  304. I believe — NO, I know — there is force for good in the universe that we focus on, or call, or rally, that brings all things good and healing to you, Xeni, at this time. Beat back anguish. Look forward. Be well as I know you will. And join the millions who have been in this same place to work for a time when it does not have to be. Sending love.

  305. Xeni,
    As a cancer survivor (leukemia, but still), I can say that cancer was the best and worst thing that could have happened to me. There are times, now, when I wish I hadn’t had it, because there are things that you don’t think about at the time (continuing ill effects from chemotherapy, for example, even 10 years down the road), but it also gave me a new appreciation for life, and a determination to fight harder, at everything.

    You’re already a fighter, Xeni, and after this, you’ll be ready to take on the world.

    Try to keep a sense of humor about the situation, if you can. Some of the worst times for me were also, oddly, the ones that made for the best jokes, which helped to ease the pain (both physical and emotional).

    I look forward to reading your posts for many many years to come.

  306.  Dear Xeni,

    First, thank you for sharing this experience in your inimitable way. It sounds like you found the right doctor at just the right time and that you are on your way to kicking the cancer’s ass.

    My mother survived breast cancer twice–four years apart. It occurred once in each breast and–in each case–was detected early, was limited to a sentinel node, and was successfully treated by lumpectomy, radiation, and some chemo.

    The one thing that I caught as a former Army medic that she did not know was that the first surgeon to which she was referred tried to use her to get his certification in performing sentinel node biopsies followed by lumpectomy. To do so, he needed to perform a dozen or so biopsies and lumpectomies followed by radical resection of the lymph nodes to confirm his correct performance of the less invasive procedure. I realized his plan rather early on and we sought a second opinion at a regional cancer center that used an integrated approach to patient care. The surgeon, radiation specialist, chemo specialist, nurses, and cancer specialist all use a team approach to patient treatment. This made her ordeal much, much more bearable and, dare I say, routine the second time she had to go through it.

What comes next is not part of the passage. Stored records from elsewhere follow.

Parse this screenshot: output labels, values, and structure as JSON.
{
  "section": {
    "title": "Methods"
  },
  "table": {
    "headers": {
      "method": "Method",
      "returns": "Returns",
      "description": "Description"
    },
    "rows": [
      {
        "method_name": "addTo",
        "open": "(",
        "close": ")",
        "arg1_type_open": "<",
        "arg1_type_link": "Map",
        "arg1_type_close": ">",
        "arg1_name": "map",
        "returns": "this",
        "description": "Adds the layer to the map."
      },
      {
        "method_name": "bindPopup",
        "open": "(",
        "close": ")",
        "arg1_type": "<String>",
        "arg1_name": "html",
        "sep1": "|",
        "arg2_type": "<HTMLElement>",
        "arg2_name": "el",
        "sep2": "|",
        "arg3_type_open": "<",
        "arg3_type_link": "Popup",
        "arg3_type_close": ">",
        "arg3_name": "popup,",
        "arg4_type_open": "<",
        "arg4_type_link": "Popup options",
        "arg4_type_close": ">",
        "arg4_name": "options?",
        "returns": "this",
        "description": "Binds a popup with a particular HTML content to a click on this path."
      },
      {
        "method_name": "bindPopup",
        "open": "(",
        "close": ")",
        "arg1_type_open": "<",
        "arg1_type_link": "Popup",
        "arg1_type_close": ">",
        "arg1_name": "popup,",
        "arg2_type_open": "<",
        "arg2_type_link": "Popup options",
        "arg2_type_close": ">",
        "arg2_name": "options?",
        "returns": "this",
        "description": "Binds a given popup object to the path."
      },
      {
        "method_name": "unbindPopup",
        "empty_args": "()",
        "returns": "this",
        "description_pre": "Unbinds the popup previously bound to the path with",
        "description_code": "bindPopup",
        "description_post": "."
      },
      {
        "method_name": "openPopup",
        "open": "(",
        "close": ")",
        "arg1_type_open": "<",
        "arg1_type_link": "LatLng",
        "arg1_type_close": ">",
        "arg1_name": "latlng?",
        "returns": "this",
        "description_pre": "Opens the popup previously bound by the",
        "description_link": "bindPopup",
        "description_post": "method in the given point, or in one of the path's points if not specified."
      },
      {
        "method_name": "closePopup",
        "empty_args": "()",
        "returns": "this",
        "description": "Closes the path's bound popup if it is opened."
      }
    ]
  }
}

    I look forward to reading your dispatches for many years to come and will keep you in my thoughts as you meet this challenge head on.

Comments are closed.